For Yoii: A Xmas Gift SuKS’csfion
If you have entered the Henry
I feiffer Science building, you could
not possibly have overlooked the
(ye-catchlng display on the first
floor. You have seen the unique but
inexpensive gifts made by students
on this campus. To top it all, they
are simple to make. Come in and try
your hand at some of them.
Groups are being organized to give
you help and guidance in making
these Christmas gifts and cards. The
(Continued On Page Two)
iUSIiOl* \. !■. SHAW
Students, faculty members and
iriends of liennett Collogo wore im

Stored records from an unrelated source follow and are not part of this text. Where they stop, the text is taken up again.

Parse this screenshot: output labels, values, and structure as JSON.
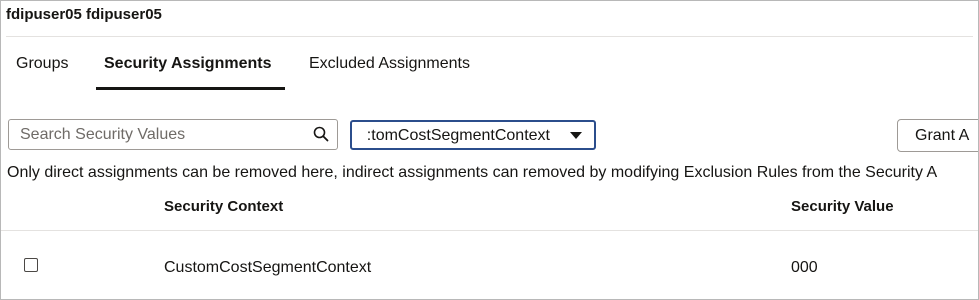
{
  "user": {
    "title": "fdipuser05 fdipuser05"
  },
  "tabs": [
    {
      "label": "Groups",
      "active": false
    },
    {
      "label": "Security Assignments",
      "active": true
    },
    {
      "label": "Excluded Assignments",
      "active": false
    }
  ],
  "toolbar": {
    "search_placeholder": "Search Security Values",
    "search_value": "",
    "search_icon": "search-icon",
    "context_select_value": "CustomCostSegmentContext",
    "context_select_visible_text": ":tomCostSegmentContext",
    "grant_button_label": "Grant A"
  },
  "info_message": "Only direct assignments can be removed here, indirect assignments can removed by modifying Exclusion Rules from the Security A",
  "table": {
    "columns": [
      "Security Context",
      "Security Value"
    ],
    "rows": [
      {
        "checked": false,
        "security_context": "CustomCostSegmentContext",
        "security_value": "000"
      }
    ]
  },
  "colors": {
    "select_border": "#2b4d8c",
    "active_tab_underline": "#161513",
    "text": "#161513"
  }
}
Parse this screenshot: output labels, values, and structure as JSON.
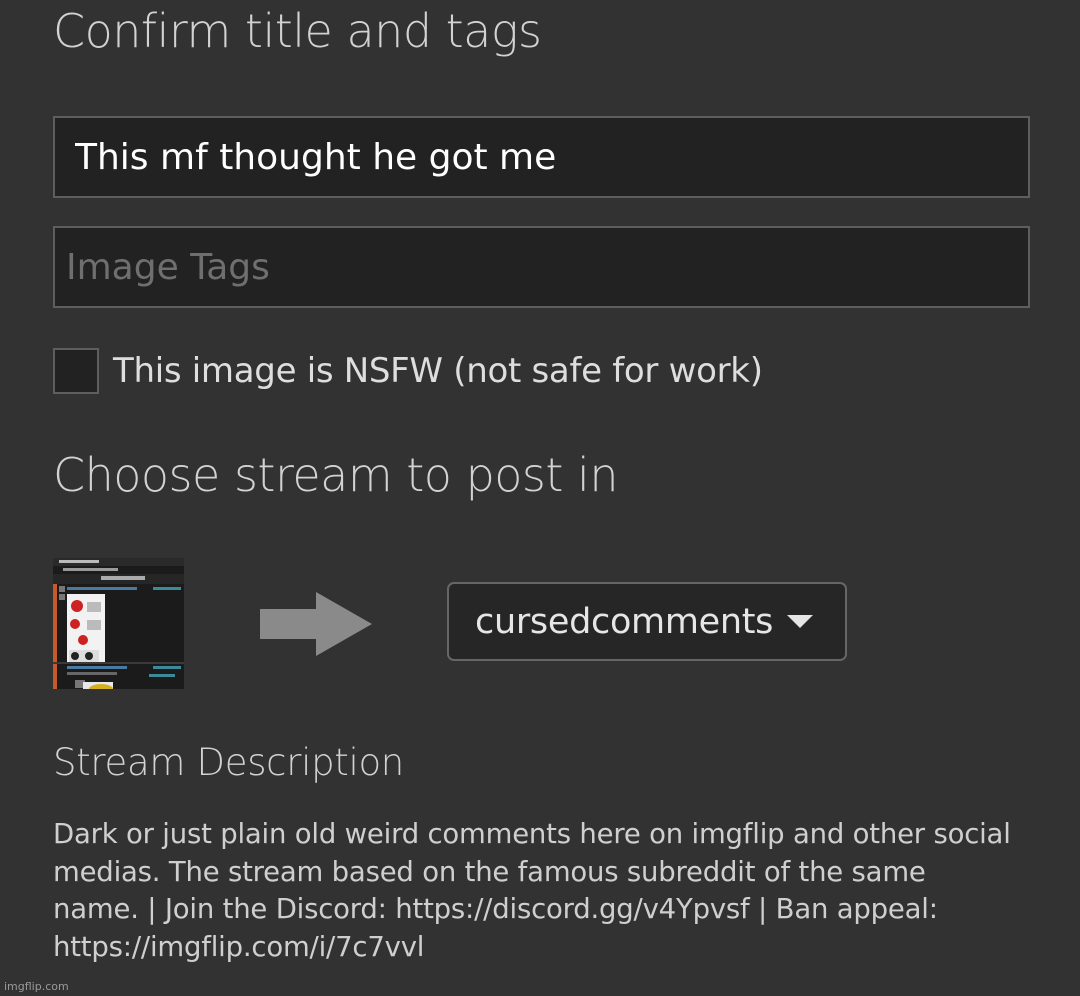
{
  "form": {
    "confirm_heading": "Confirm title and tags",
    "title_value": "This mf thought he got me",
    "tags_placeholder": "Image Tags",
    "tags_value": "",
    "nsfw_label": "This image is NSFW (not safe for work)",
    "nsfw_checked": false
  },
  "stream": {
    "heading": "Choose stream to post in",
    "selected": "cursedcomments",
    "arrow_icon": "right-arrow-icon",
    "caret_icon": "caret-down-icon"
  },
  "description": {
    "heading": "Stream Description",
    "text": "Dark or just plain old weird comments here on imgflip and other social medias. The stream based on the famous subreddit of the same name. | Join the Discord: https://discord.gg/v4Ypvsf | Ban appeal: https://imgflip.com/i/7c7vvl"
  },
  "watermark": "imgflip.com",
  "colors": {
    "background": "#323232",
    "input_bg": "#222222",
    "input_border": "#5e5e5e",
    "arrow": "#8a8a8a"
  }
}
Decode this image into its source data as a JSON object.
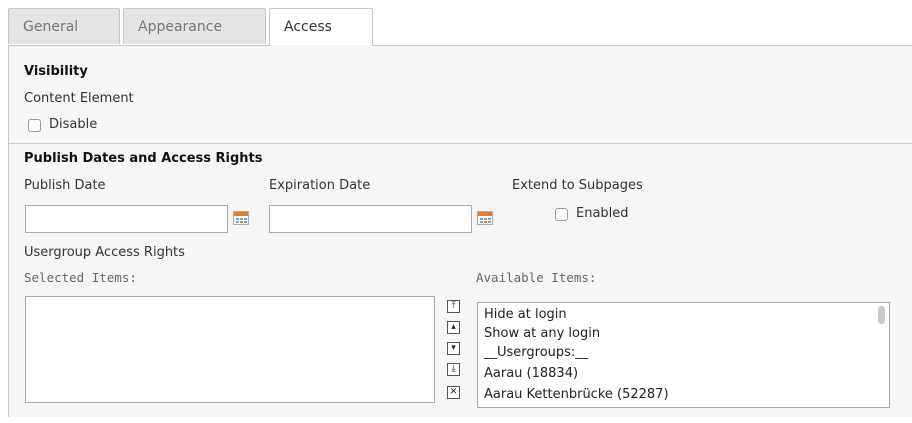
{
  "tabs": [
    {
      "label": "General"
    },
    {
      "label": "Appearance"
    },
    {
      "label": "Access"
    }
  ],
  "visibility": {
    "heading": "Visibility",
    "field_label": "Content Element",
    "disable_label": "Disable"
  },
  "publish": {
    "heading": "Publish Dates and Access Rights",
    "publish_date_label": "Publish Date",
    "publish_date_value": "",
    "expiration_date_label": "Expiration Date",
    "expiration_date_value": "",
    "extend_label": "Extend to Subpages",
    "enabled_label": "Enabled",
    "usergroup_label": "Usergroup Access Rights",
    "selected_label": "Selected Items:",
    "available_label": "Available Items:",
    "selected_items": [],
    "available_items": [
      "Hide at login",
      "Show at any login",
      "__Usergroups:__",
      "Aarau (18834)",
      "Aarau Kettenbrücke (52287)"
    ],
    "controls": [
      "move-top",
      "move-up",
      "move-down",
      "move-bottom",
      "remove"
    ]
  }
}
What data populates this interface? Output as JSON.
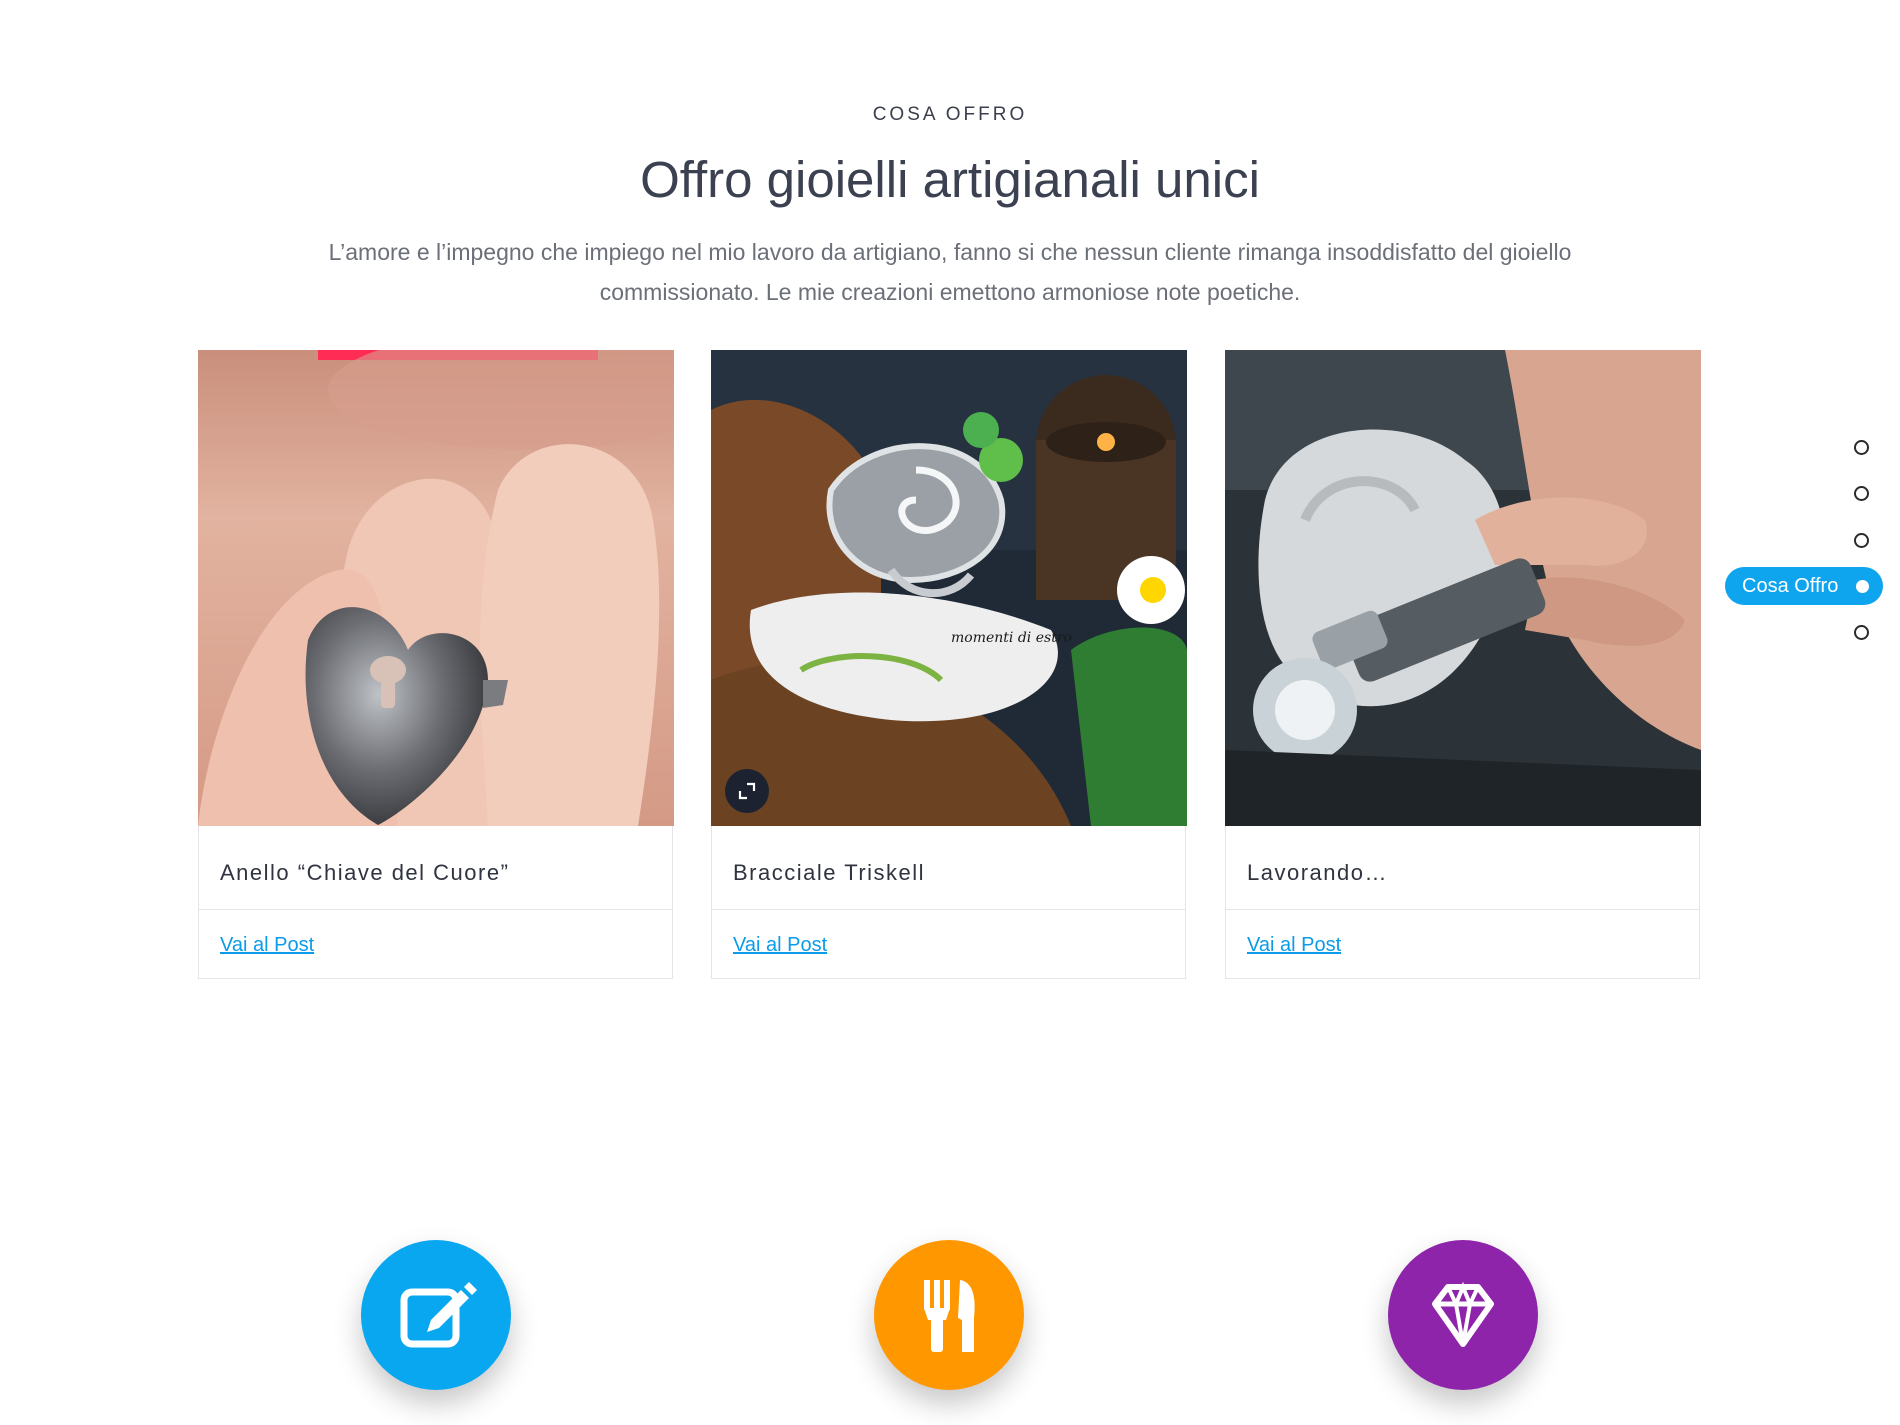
{
  "section": {
    "eyebrow": "COSA OFFRO",
    "title": "Offro gioielli artigianali unici",
    "lead": "L’amore e l’impegno che impiego nel mio lavoro da artigiano, fanno si che nessun cliente rimanga insoddisfatto del gioiello commissionato. Le mie creazioni emettono armoniose note poetiche."
  },
  "cards": [
    {
      "title": "Anello “Chiave del Cuore”",
      "link": "Vai al Post"
    },
    {
      "title": "Bracciale Triskell",
      "link": "Vai al Post",
      "watermark": "momenti di estro"
    },
    {
      "title": "Lavorando…",
      "link": "Vai al Post"
    }
  ],
  "dot_nav": {
    "active_label": "Cosa Offro",
    "active_color": "#0ea5ee"
  },
  "features": [
    {
      "icon": "pencil-edit-icon",
      "color": "#0aa7f1"
    },
    {
      "icon": "fork-knife-icon",
      "color": "#ff9800"
    },
    {
      "icon": "diamond-icon",
      "color": "#8e24aa"
    }
  ],
  "colors": {
    "link": "#0b9be9",
    "heading": "#3b4150",
    "body_text": "#6b6f78"
  }
}
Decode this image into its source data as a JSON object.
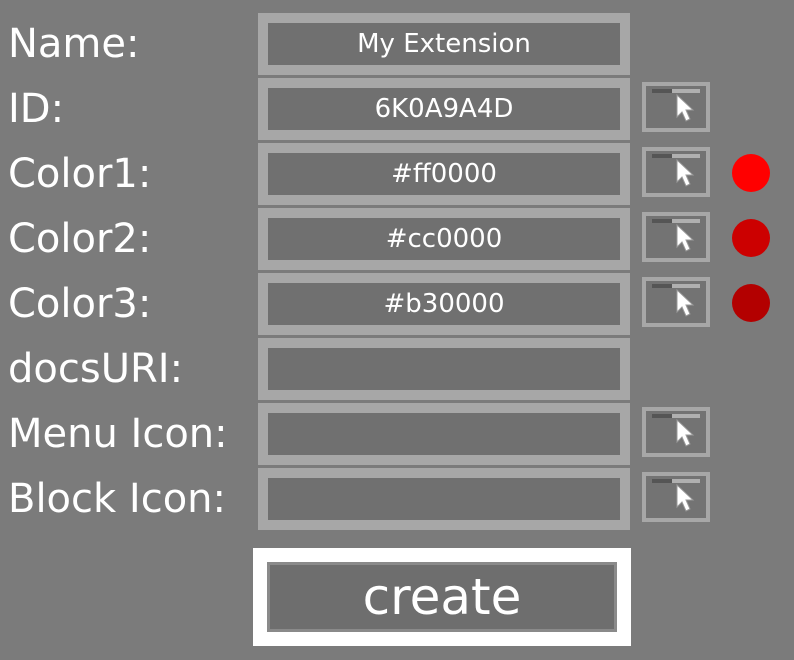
{
  "form": {
    "rows": [
      {
        "label": "Name:",
        "value": "My Extension",
        "placeholder": ""
      },
      {
        "label": "ID:",
        "value": "6K0A9A4D",
        "placeholder": ""
      },
      {
        "label": "Color1:",
        "value": "#ff0000",
        "placeholder": "",
        "swatch": "#ff0000"
      },
      {
        "label": "Color2:",
        "value": "#cc0000",
        "placeholder": "",
        "swatch": "#cc0000"
      },
      {
        "label": "Color3:",
        "value": "#b30000",
        "placeholder": "",
        "swatch": "#b30000"
      },
      {
        "label": "docsURI:",
        "value": "",
        "placeholder": ""
      },
      {
        "label": "Menu Icon:",
        "value": "",
        "placeholder": ""
      },
      {
        "label": "Block Icon:",
        "value": "",
        "placeholder": ""
      }
    ]
  },
  "create_button": {
    "label": "create"
  },
  "icons": {
    "picker": "cursor-picker-icon"
  },
  "colors": {
    "background": "#7b7b7b",
    "field_border": "#a7a7a7",
    "field_fill": "#707070",
    "button_border": "#ffffff"
  }
}
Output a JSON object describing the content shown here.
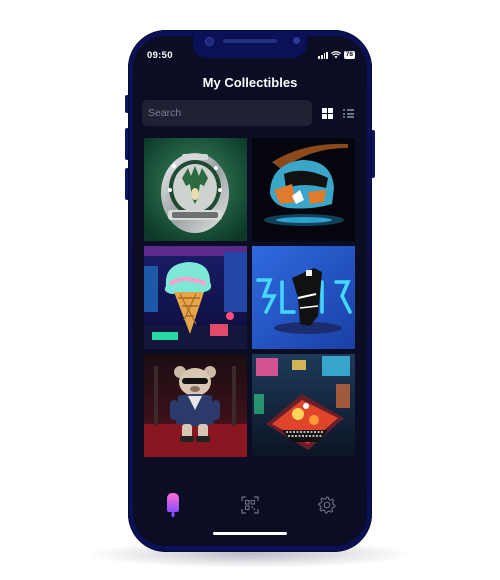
{
  "status_bar": {
    "time": "09:50",
    "battery": "78"
  },
  "header": {
    "title": "My Collectibles"
  },
  "search": {
    "placeholder": "Search"
  },
  "view_toggle": {
    "grid_icon": "grid-view-icon",
    "list_icon": "list-view-icon",
    "active": "grid"
  },
  "collectibles": [
    {
      "name": "championship-ring",
      "icon": "ring-image"
    },
    {
      "name": "racing-helmet",
      "icon": "helmet-image"
    },
    {
      "name": "ice-cream-cone",
      "icon": "ice-cream-image"
    },
    {
      "name": "neon-sneaker",
      "icon": "sneaker-image"
    },
    {
      "name": "teddy-bear",
      "icon": "teddy-bear-image"
    },
    {
      "name": "neon-pinball",
      "icon": "pinball-image"
    }
  ],
  "tab_bar": {
    "items": [
      {
        "icon": "popsicle-icon",
        "active": true
      },
      {
        "icon": "scan-qr-icon",
        "active": false
      },
      {
        "icon": "settings-gear-icon",
        "active": false
      }
    ]
  },
  "colors": {
    "phone_frame": "#0b1157",
    "screen_bg": "#0b0d24",
    "search_bg": "#1e2034",
    "accent_gradient_start": "#ff6fd0",
    "accent_gradient_end": "#8a4dff"
  }
}
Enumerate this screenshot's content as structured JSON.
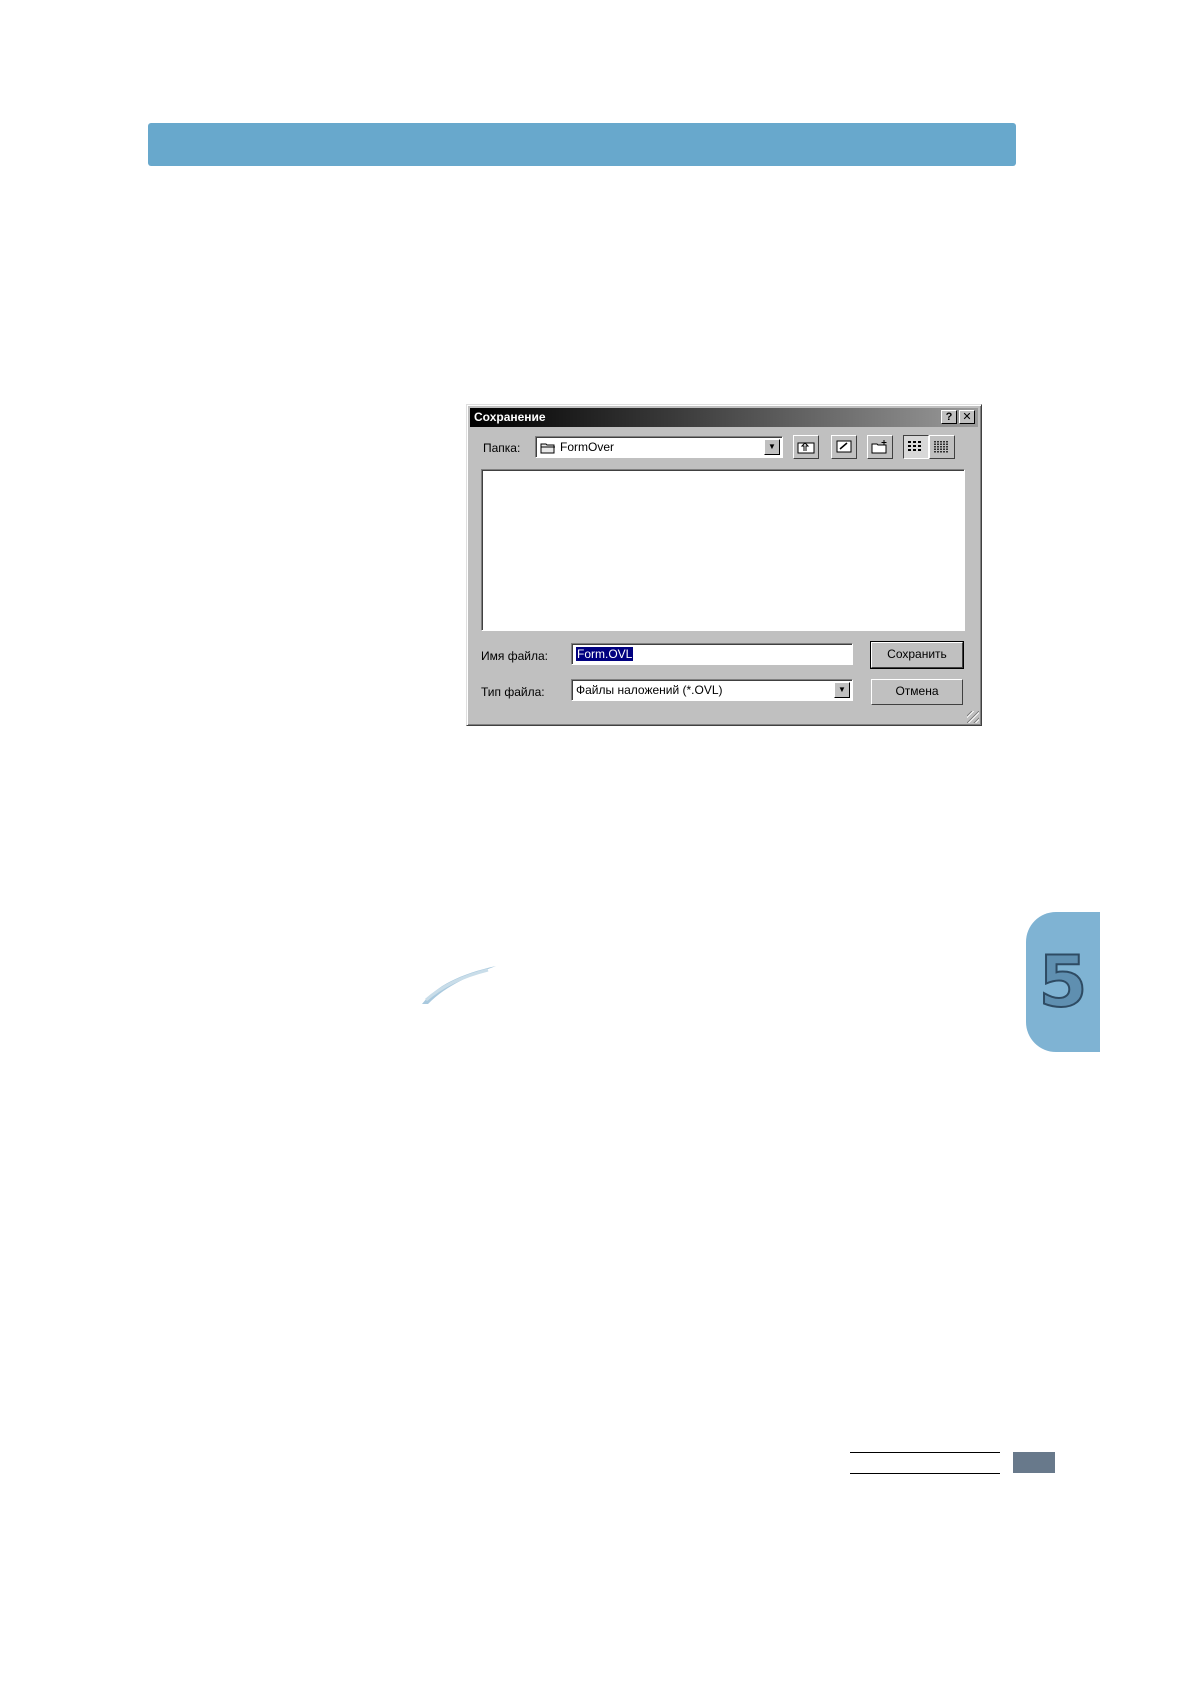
{
  "dialog": {
    "title": "Сохранение",
    "help_button": "?",
    "close_button": "✕",
    "folder_label": "Папка:",
    "folder_value": "FormOver",
    "filename_label": "Имя файла:",
    "filename_value": "Form.OVL",
    "filetype_label": "Тип файла:",
    "filetype_value": "Файлы наложений (*.OVL)",
    "save_button": "Сохранить",
    "cancel_button": "Отмена",
    "toolbar_icons": [
      "up-folder-icon",
      "desktop-icon",
      "new-folder-icon",
      "list-view-icon",
      "details-view-icon"
    ]
  },
  "page": {
    "chapter_number": "5",
    "header_color": "#68a8cc",
    "tab_color": "#7fb3d3"
  }
}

plored not to resort to the “pagan
nonsense” of separating tiieniselves
irom the “less excellent” but to use
tnelr standard, which is the Christ
ian way, by Bishop Alexander 1'.
rinaw of Baltimore, Md. during the
founders' Day exercises held at the
The churchman assailed the pagan
ideas of the excellent, thinking it
tlieir privilege to control the less ex.
cellent. This practice was seen as the
reason for wars by the speaker who
Ijegged his audience to assume the
Christian attitude toward others in
order that whatever good comes to
tliem may be passed on to otliers.
Bishop Shaw recalled the names of
Bennett’s presidents who had made
tl.eir Individual contributions to the
college and expressed the hope that
a way would be found to “build 011.
that heritage something more glori
ous than the glory of the present
day.” We shall not forget the I’feif-
fers. We must dream of an institu
tion to accomodate one tliousand
young women each year — an Insti
tution where the faculty can be as
well paid as those in similar capac.
iiies anywhere. It can be done.
Striking a blow at materiallsni
and fanaticism in education the
speaker decried the over-emiihasis on
athletics which makes it possible for
the coach to be the most popular
person on a campus and to receive
more pay than other employees.
(Continued (in Page Two)
“HOUR OF CHARM"
BC'Unett College was given singu
lar honor, Sunday, November 16,
when the “Hour of Charm” dedicated
its featured hymn to the college.
The Hour of Charm is a popular radio
program that features I'hll Spltalny
and his All Girl orchestra. Presented
over the Columbia Broadcasting
System weekly, it- is sponsored by
Each week the “Hour of Charm”
salutes a girls’ school or college by
Iirograni. The hymn dedicated to Hen-
nett College was “Lead Kindly Light”
sung by the all girl choir.
The All Girl Orchestra directed by
I’hll Spitalny is a versatile musical
ensemble whose members are very
accomplished musicians. One of the
featured instrumentalists of the show
Is Evelyn and her magic violin.